News: Still believe Al Gore coined ‘information superhighway’? Or that QWERTY is the best? CBR debunks 7 popular tech myths.
MYTH: The World Wide Web is the same thing as the Internet
They are not the same thing. The internet of the infrastructure that allows information to be shared across networks – with the world wide web being one of those networks. The web was invented by Tim Berners-Lee in 1989 and is today the primary tool billions of people use to interact on the Internet.
MYTH: Al Gore invented the internet
What he actually said was that ‘he took the initiative in creating the internet’. Which is actually true, as he passed a number of key bills, like the High Performance Computing and Communication Act, which opened the internet for public use. He is also credited to coining the phrase ‘information superhighway’, and although he famously used it in the 1990s, Video artist Nam June Paik used the term in 1974.
MYTH: More bars, more signal
Those signal bars on your mobile phone actually only indicate how close you are to the nearest tower – it does not show how strong a signal you are receiving at any given time.

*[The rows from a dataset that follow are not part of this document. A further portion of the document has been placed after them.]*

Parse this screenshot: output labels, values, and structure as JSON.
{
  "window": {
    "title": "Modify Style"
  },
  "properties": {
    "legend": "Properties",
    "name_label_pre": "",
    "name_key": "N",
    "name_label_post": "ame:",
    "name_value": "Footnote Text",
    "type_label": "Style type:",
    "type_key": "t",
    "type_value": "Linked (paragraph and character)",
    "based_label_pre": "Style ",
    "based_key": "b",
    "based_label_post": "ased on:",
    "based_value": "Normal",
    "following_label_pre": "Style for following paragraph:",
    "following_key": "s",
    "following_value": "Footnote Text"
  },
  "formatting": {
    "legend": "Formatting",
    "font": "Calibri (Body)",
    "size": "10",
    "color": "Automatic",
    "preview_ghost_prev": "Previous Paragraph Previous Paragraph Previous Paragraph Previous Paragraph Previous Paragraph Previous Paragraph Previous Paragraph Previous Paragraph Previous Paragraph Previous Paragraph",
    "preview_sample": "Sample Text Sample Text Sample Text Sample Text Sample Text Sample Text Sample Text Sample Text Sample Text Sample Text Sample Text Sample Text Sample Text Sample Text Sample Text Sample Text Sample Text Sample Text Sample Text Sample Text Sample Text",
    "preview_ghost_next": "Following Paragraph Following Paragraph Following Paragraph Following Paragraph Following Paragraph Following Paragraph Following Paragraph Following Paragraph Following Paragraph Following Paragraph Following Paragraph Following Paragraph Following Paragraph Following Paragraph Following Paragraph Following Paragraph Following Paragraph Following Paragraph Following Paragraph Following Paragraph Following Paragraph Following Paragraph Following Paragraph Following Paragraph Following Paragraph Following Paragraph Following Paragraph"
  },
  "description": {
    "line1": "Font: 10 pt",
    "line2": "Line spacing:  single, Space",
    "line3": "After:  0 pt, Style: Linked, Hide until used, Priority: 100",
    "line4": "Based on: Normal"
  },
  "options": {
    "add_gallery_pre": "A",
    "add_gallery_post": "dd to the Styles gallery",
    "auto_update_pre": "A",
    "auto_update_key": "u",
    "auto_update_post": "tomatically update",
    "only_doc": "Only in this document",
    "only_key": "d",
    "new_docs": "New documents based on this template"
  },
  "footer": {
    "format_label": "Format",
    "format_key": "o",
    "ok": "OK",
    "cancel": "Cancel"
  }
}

Phone signal can also be affected by how many people are using the network.
MYTH: QWERTY is best
Typing on a QWERTY keyboard now? Many think that the keyboard is the most efficient way to type, but the DVORAK keyboard is actually far superior. The DVORAK has vowels and frequently-used consonants in the middle, and is often pointed to as an example of when the best technology does not always win.
MYTH: More pixels the better
Often people brag about the amount of megapixels their camera has – but the quality of a picture is actually dependent by the size, not the quantity, of a megapixel. This is due to the fact that a photo is shaped by the amount of light the camera’s senor is able to take in.
MYTH: Apple Macs are immune to viruses
Hackers want the maximum reach for any attack, which is why Windows OS is more often targeted – meaning Macs are not immune it’s just that hackers do not want to tailor code for a smaller payload. However, the Flashback virus hit 250,000 Macs and with the rise of Apple devices hackers might start targeting them more in attacks.
MYTH: Password-protected WiFi is safe
If at home and you sign into your network, then a password usually is protection enough. That changes when you are out and about, as a password just lets you into the hotspot and offers no protection against eavesdropping. Hackers can also launch a near-identical network in which to steal your passwords. Best advice is to use a VPN.